Work instructions:
Answer with a bare number: the count of lines in the records below that have the word "mouse".

Given records:

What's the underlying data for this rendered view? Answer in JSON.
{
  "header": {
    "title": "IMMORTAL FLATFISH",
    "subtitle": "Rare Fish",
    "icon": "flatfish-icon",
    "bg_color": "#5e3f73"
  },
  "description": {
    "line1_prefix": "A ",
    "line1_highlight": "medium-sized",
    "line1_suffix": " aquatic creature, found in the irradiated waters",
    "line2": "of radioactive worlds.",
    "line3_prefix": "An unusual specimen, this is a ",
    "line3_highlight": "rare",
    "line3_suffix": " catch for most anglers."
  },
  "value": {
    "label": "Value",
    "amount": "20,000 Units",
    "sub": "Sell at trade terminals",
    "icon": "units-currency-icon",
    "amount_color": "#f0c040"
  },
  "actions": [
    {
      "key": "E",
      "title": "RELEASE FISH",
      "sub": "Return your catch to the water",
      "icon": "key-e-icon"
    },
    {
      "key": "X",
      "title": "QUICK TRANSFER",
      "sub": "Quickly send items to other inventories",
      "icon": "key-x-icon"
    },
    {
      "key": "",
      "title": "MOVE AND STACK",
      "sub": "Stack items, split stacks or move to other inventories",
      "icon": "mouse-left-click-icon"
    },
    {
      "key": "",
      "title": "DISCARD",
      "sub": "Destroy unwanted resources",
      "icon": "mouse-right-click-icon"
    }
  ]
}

Written reply:
2